If a line holds the word "screenshot", copy it from the entries.

Task inputs:
=====

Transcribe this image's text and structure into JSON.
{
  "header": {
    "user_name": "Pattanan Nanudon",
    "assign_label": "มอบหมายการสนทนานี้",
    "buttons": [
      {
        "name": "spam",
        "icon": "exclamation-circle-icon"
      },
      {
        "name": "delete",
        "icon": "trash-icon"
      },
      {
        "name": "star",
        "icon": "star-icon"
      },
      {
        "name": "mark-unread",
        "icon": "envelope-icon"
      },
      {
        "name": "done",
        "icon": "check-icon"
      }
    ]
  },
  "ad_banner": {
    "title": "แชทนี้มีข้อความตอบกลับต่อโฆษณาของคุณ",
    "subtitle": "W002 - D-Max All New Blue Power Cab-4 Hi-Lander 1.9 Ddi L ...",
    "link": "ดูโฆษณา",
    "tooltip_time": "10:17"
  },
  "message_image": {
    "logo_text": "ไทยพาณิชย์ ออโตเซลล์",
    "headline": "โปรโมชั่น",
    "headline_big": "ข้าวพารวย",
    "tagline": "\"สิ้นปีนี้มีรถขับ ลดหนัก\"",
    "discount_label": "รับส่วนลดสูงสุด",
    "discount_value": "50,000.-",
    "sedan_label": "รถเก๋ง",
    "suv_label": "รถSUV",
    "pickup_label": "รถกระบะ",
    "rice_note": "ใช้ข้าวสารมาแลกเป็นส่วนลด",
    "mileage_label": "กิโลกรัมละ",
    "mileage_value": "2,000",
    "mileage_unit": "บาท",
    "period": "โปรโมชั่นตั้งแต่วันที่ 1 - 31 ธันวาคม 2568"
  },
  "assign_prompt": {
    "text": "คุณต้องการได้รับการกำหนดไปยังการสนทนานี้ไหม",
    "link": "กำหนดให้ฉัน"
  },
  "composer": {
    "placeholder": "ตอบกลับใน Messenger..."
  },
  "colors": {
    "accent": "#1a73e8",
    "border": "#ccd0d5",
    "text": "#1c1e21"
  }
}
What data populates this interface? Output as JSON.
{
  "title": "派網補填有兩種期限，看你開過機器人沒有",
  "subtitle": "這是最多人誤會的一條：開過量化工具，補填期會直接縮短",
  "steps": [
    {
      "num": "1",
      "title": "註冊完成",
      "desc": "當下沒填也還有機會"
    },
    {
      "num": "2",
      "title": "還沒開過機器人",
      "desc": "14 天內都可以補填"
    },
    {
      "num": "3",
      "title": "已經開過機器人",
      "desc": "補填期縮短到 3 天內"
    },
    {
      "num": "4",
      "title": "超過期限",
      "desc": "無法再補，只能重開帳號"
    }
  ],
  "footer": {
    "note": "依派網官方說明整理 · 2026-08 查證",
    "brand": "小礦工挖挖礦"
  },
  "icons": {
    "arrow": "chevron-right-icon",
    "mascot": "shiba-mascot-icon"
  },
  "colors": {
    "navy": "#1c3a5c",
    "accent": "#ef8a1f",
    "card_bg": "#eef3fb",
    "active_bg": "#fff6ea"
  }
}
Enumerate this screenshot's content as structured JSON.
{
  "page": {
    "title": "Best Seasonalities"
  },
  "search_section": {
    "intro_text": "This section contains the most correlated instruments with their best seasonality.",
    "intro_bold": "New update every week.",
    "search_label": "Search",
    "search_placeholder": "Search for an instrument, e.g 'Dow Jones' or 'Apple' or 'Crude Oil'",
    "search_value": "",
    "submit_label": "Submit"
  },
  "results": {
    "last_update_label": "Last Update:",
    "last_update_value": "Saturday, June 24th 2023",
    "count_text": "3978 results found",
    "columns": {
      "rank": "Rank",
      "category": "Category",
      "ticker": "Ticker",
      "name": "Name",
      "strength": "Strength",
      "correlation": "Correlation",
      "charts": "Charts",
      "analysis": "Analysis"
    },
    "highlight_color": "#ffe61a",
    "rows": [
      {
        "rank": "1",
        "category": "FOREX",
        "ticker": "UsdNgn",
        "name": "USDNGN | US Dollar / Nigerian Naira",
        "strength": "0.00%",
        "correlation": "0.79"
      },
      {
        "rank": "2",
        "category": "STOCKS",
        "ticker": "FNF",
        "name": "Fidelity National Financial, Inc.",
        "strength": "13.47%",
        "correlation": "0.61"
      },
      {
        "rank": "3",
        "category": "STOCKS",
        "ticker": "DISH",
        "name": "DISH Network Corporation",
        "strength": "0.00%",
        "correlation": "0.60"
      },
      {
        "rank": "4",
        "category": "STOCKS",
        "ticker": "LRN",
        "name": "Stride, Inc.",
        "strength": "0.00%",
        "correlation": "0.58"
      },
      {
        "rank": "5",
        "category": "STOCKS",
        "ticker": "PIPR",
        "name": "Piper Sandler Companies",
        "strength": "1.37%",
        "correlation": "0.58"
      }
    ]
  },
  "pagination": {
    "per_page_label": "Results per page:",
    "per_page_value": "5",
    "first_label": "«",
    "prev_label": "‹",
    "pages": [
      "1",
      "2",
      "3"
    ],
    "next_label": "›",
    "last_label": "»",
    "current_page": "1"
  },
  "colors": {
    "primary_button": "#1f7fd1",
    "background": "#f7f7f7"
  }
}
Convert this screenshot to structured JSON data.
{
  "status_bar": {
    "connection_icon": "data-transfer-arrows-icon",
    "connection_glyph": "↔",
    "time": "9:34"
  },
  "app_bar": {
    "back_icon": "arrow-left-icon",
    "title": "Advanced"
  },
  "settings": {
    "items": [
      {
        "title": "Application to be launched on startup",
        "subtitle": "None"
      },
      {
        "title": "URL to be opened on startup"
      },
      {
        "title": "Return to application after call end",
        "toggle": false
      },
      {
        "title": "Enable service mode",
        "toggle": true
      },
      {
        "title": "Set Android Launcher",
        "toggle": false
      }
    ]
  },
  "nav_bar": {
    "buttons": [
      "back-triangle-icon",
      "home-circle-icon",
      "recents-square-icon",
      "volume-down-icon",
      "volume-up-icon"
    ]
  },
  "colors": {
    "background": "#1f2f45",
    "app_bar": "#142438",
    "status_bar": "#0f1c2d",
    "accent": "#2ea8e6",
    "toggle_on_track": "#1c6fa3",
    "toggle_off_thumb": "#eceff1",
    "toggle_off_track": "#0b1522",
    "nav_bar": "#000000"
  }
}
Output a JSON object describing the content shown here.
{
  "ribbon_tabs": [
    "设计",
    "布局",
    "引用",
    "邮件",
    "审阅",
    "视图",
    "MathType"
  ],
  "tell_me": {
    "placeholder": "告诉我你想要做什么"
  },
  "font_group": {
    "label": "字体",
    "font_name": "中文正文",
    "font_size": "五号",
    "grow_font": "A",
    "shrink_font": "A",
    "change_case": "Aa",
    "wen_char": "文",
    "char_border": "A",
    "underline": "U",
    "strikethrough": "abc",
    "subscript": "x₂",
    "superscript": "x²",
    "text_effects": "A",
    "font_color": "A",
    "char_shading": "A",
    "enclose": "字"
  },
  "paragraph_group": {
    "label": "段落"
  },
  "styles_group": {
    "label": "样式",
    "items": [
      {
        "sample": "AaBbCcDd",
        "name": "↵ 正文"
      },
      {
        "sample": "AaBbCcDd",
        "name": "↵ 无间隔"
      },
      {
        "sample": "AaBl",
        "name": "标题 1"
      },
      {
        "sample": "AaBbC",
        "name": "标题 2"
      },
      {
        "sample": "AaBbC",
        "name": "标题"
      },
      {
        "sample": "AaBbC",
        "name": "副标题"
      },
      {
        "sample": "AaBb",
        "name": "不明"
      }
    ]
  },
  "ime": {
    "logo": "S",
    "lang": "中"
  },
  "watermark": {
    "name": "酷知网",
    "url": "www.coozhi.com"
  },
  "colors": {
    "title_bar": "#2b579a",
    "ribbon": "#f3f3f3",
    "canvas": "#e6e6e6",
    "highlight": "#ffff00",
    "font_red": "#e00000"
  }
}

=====

Your response:
Enumerate this screenshot's content as structured JSON.
Convert this screenshot to structured JSON data.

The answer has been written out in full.